◆ Description of the task:
An exact, complete printout of the listing is wanted, minus its images.

◆ Source data:

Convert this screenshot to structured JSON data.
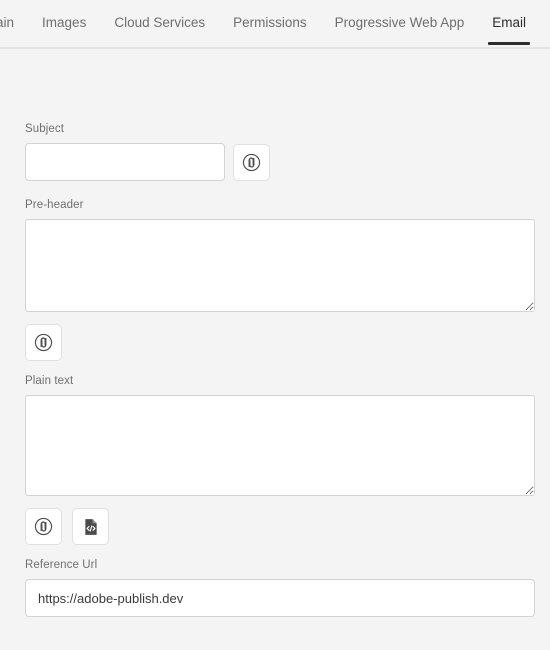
{
  "tabs": [
    {
      "label": "Main",
      "active": false,
      "name": "tab-main"
    },
    {
      "label": "Images",
      "active": false,
      "name": "tab-images"
    },
    {
      "label": "Cloud Services",
      "active": false,
      "name": "tab-cloud-services"
    },
    {
      "label": "Permissions",
      "active": false,
      "name": "tab-permissions"
    },
    {
      "label": "Progressive Web App",
      "active": false,
      "name": "tab-progressive-web-app"
    },
    {
      "label": "Email",
      "active": true,
      "name": "tab-email"
    }
  ],
  "form": {
    "subject": {
      "label": "Subject",
      "value": "",
      "placeholder": "",
      "personalize_button_icon": "personalization-token-icon"
    },
    "preheader": {
      "label": "Pre-header",
      "value": "",
      "placeholder": "",
      "personalize_button_icon": "personalization-token-icon"
    },
    "plain_text": {
      "label": "Plain text",
      "value": "",
      "placeholder": "",
      "personalize_button_icon": "personalization-token-icon",
      "source_button_icon": "code-document-icon"
    },
    "reference_url": {
      "label": "Reference Url",
      "value": "https://adobe-publish.dev",
      "placeholder": ""
    }
  },
  "colors": {
    "page_background": "#f4f4f4",
    "field_background": "#ffffff",
    "field_border": "#d3d3d3",
    "label_text": "#707070",
    "tab_text": "#6e6e6e",
    "tab_active_text": "#2c2c2c",
    "tab_active_underline": "#2c2c2c",
    "divider": "#e4e4e4",
    "icon_stroke": "#4b4b4b"
  }
}
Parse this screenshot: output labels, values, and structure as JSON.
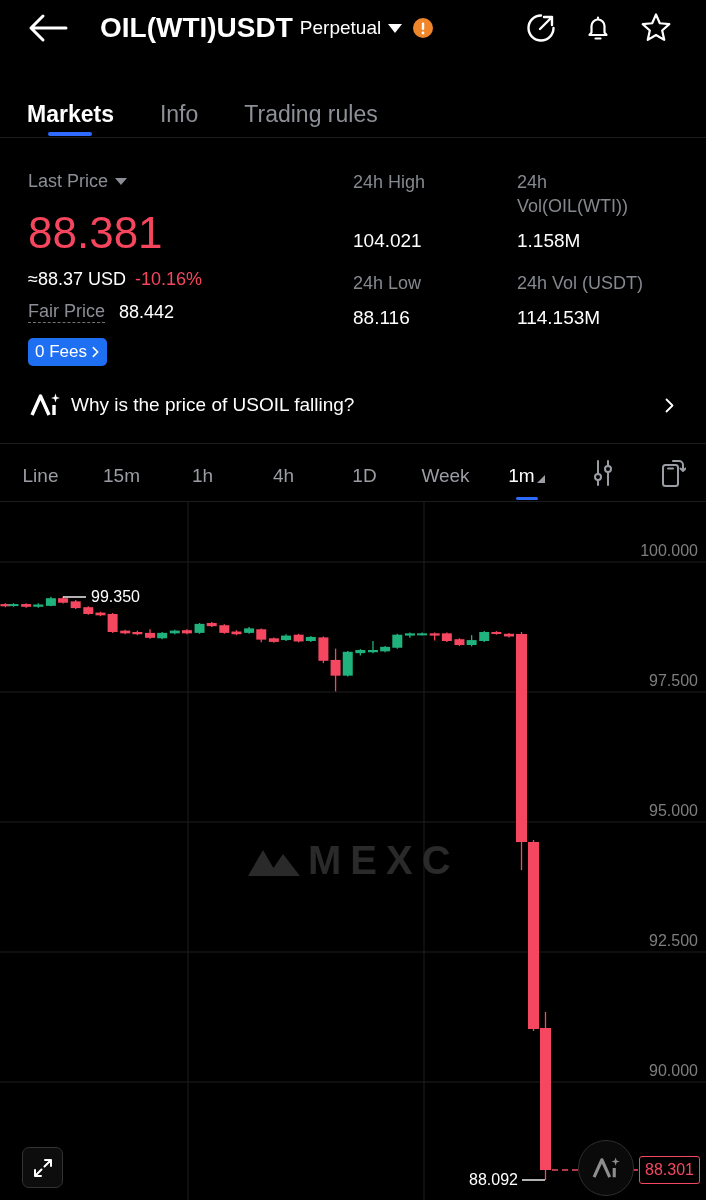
{
  "header": {
    "title": "OIL(WTI)USDT",
    "contract_type": "Perpetual"
  },
  "tabs": [
    {
      "label": "Markets",
      "selected": true
    },
    {
      "label": "Info",
      "selected": false
    },
    {
      "label": "Trading rules",
      "selected": false
    }
  ],
  "price_panel": {
    "last_price_label": "Last Price",
    "last_price": "88.381",
    "usd_price": "≈88.37 USD",
    "change": "-10.16%",
    "fair_price_label": "Fair Price",
    "fair_price": "88.442",
    "fees_button": "0 Fees"
  },
  "stats": [
    {
      "label": "24h High",
      "value": "104.021"
    },
    {
      "label": "24h Vol(OIL(WTI))",
      "value": "1.158M"
    },
    {
      "label": "24h Low",
      "value": "88.116"
    },
    {
      "label": "24h Vol (USDT)",
      "value": "114.153M"
    }
  ],
  "ai_prompt": "Why is the price of USOIL falling?",
  "intervals": [
    {
      "label": "Line",
      "selected": false,
      "kind": "plain"
    },
    {
      "label": "15m",
      "selected": false,
      "kind": "plain"
    },
    {
      "label": "1h",
      "selected": false,
      "kind": "plain"
    },
    {
      "label": "4h",
      "selected": false,
      "kind": "plain"
    },
    {
      "label": "1D",
      "selected": false,
      "kind": "plain"
    },
    {
      "label": "Week",
      "selected": false,
      "kind": "plain"
    },
    {
      "label": "1m",
      "selected": true,
      "kind": "menu"
    }
  ],
  "chart": {
    "watermark": "MEXC",
    "y_axis_labels": [
      "100.000",
      "97.500",
      "95.000",
      "92.500",
      "90.000"
    ],
    "high_marker": "99.350",
    "low_marker": "88.092",
    "last_price_tag": "88.301"
  }
}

◆ Response to this exercise:
Convert this screenshot to structured JSON data.
{
  "tabs": [
    {
      "label": "Main",
      "active": false,
      "name": "tab-main"
    },
    {
      "label": "Images",
      "active": false,
      "name": "tab-images"
    },
    {
      "label": "Cloud Services",
      "active": false,
      "name": "tab-cloud-services"
    },
    {
      "label": "Permissions",
      "active": false,
      "name": "tab-permissions"
    },
    {
      "label": "Progressive Web App",
      "active": false,
      "name": "tab-progressive-web-app"
    },
    {
      "label": "Email",
      "active": true,
      "name": "tab-email"
    }
  ],
  "form": {
    "subject": {
      "label": "Subject",
      "value": "",
      "placeholder": "",
      "personalize_button_icon": "personalization-token-icon"
    },
    "preheader": {
      "label": "Pre-header",
      "value": "",
      "placeholder": "",
      "personalize_button_icon": "personalization-token-icon"
    },
    "plain_text": {
      "label": "Plain text",
      "value": "",
      "placeholder": "",
      "personalize_button_icon": "personalization-token-icon",
      "source_button_icon": "code-document-icon"
    },
    "reference_url": {
      "label": "Reference Url",
      "value": "https://adobe-publish.dev",
      "placeholder": ""
    }
  },
  "colors": {
    "page_background": "#f4f4f4",
    "field_background": "#ffffff",
    "field_border": "#d3d3d3",
    "label_text": "#707070",
    "tab_text": "#6e6e6e",
    "tab_active_text": "#2c2c2c",
    "tab_active_underline": "#2c2c2c",
    "divider": "#e4e4e4",
    "icon_stroke": "#4b4b4b"
  }
}
Parse this screenshot: output labels, values, and structure as JSON.
{
  "header": {
    "title": "OIL(WTI)USDT",
    "contract_type": "Perpetual"
  },
  "tabs": [
    {
      "label": "Markets",
      "selected": true
    },
    {
      "label": "Info",
      "selected": false
    },
    {
      "label": "Trading rules",
      "selected": false
    }
  ],
  "price_panel": {
    "last_price_label": "Last Price",
    "last_price": "88.381",
    "usd_price": "≈88.37 USD",
    "change": "-10.16%",
    "fair_price_label": "Fair Price",
    "fair_price": "88.442",
    "fees_button": "0 Fees"
  },
  "stats": [
    {
      "label": "24h High",
      "value": "104.021"
    },
    {
      "label": "24h Vol(OIL(WTI))",
      "value": "1.158M"
    },
    {
      "label": "24h Low",
      "value": "88.116"
    },
    {
      "label": "24h Vol (USDT)",
      "value": "114.153M"
    }
  ],
  "ai_prompt": "Why is the price of USOIL falling?",
  "intervals": [
    {
      "label": "Line",
      "selected": false,
      "kind": "plain"
    },
    {
      "label": "15m",
      "selected": false,
      "kind": "plain"
    },
    {
      "label": "1h",
      "selected": false,
      "kind": "plain"
    },
    {
      "label": "4h",
      "selected": false,
      "kind": "plain"
    },
    {
      "label": "1D",
      "selected": false,
      "kind": "plain"
    },
    {
      "label": "Week",
      "selected": false,
      "kind": "plain"
    },
    {
      "label": "1m",
      "selected": true,
      "kind": "menu"
    }
  ],
  "chart": {
    "watermark": "MEXC",
    "y_axis_labels": [
      "100.000",
      "97.500",
      "95.000",
      "92.500",
      "90.000"
    ],
    "high_marker": "99.350",
    "low_marker": "88.092",
    "last_price_tag": "88.301"
  }
}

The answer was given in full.